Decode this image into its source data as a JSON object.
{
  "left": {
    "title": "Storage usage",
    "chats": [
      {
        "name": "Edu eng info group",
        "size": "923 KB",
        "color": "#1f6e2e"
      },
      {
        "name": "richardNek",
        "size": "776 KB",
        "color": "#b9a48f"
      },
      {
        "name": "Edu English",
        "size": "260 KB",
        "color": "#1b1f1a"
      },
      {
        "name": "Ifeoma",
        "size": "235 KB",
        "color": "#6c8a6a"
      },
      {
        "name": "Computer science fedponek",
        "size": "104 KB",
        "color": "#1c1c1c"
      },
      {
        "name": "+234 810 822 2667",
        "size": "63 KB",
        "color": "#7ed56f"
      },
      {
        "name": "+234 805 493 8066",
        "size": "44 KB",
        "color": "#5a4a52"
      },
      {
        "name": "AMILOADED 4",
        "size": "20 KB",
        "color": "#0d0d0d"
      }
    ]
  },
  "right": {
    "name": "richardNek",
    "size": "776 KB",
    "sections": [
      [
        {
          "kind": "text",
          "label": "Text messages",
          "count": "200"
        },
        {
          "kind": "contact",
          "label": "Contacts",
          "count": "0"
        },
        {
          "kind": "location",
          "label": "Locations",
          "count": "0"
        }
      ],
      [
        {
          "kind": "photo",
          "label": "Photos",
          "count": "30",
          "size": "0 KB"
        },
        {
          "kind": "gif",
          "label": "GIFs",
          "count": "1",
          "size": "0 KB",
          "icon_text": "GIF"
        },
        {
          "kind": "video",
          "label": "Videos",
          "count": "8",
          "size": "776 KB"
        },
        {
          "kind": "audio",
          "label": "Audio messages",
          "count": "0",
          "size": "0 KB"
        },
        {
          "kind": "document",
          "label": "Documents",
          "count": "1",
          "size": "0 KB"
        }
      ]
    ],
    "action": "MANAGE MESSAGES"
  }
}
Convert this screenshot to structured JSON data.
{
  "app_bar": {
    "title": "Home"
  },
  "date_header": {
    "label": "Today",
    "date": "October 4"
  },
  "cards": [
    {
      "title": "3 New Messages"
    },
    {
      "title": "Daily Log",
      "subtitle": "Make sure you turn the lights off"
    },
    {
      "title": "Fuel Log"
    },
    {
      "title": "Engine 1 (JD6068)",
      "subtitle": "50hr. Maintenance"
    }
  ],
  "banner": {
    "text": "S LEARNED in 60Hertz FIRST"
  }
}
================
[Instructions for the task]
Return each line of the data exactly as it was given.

[Finished exercise]
Decode this image into its source data as a JSON object.
{
  "left": {
    "title": "Storage usage",
    "chats": [
      {
        "name": "Edu eng info group",
        "size": "923 KB",
        "color": "#1f6e2e"
      },
      {
        "name": "richardNek",
        "size": "776 KB",
        "color": "#b9a48f"
      },
      {
        "name": "Edu English",
        "size": "260 KB",
        "color": "#1b1f1a"
      },
      {
        "name": "Ifeoma",
        "size": "235 KB",
        "color": "#6c8a6a"
      },
      {
        "name": "Computer science fedponek",
        "size": "104 KB",
        "color": "#1c1c1c"
      },
      {
        "name": "+234 810 822 2667",
        "size": "63 KB",
        "color": "#7ed56f"
      },
      {
        "name": "+234 805 493 8066",
        "size": "44 KB",
        "color": "#5a4a52"
      },
      {
        "name": "AMILOADED 4",
        "size": "20 KB",
        "color": "#0d0d0d"
      }
    ]
  },
  "right": {
    "name": "richardNek",
    "size": "776 KB",
    "sections": [
      [
        {
          "kind": "text",
          "label": "Text messages",
          "count": "200"
        },
        {
          "kind": "contact",
          "label": "Contacts",
          "count": "0"
        },
        {
          "kind": "location",
          "label": "Locations",
          "count": "0"
        }
      ],
      [
        {
          "kind": "photo",
          "label": "Photos",
          "count": "30",
          "size": "0 KB"
        },
        {
          "kind": "gif",
          "label": "GIFs",
          "count": "1",
          "size": "0 KB",
          "icon_text": "GIF"
        },
        {
          "kind": "video",
          "label": "Videos",
          "count": "8",
          "size": "776 KB"
        },
        {
          "kind": "audio",
          "label": "Audio messages",
          "count": "0",
          "size": "0 KB"
        },
        {
          "kind": "document",
          "label": "Documents",
          "count": "1",
          "size": "0 KB"
        }
      ]
    ],
    "action": "MANAGE MESSAGES"
  }
}
Convert this screenshot to structured JSON data.
{
  "app_bar": {
    "title": "Home"
  },
  "date_header": {
    "label": "Today",
    "date": "October 4"
  },
  "cards": [
    {
      "title": "3 New Messages"
    },
    {
      "title": "Daily Log",
      "subtitle": "Make sure you turn the lights off"
    },
    {
      "title": "Fuel Log"
    },
    {
      "title": "Engine 1 (JD6068)",
      "subtitle": "50hr. Maintenance"
    }
  ],
  "banner": {
    "text": "S LEARNED in 60Hertz FIRST"
  }
}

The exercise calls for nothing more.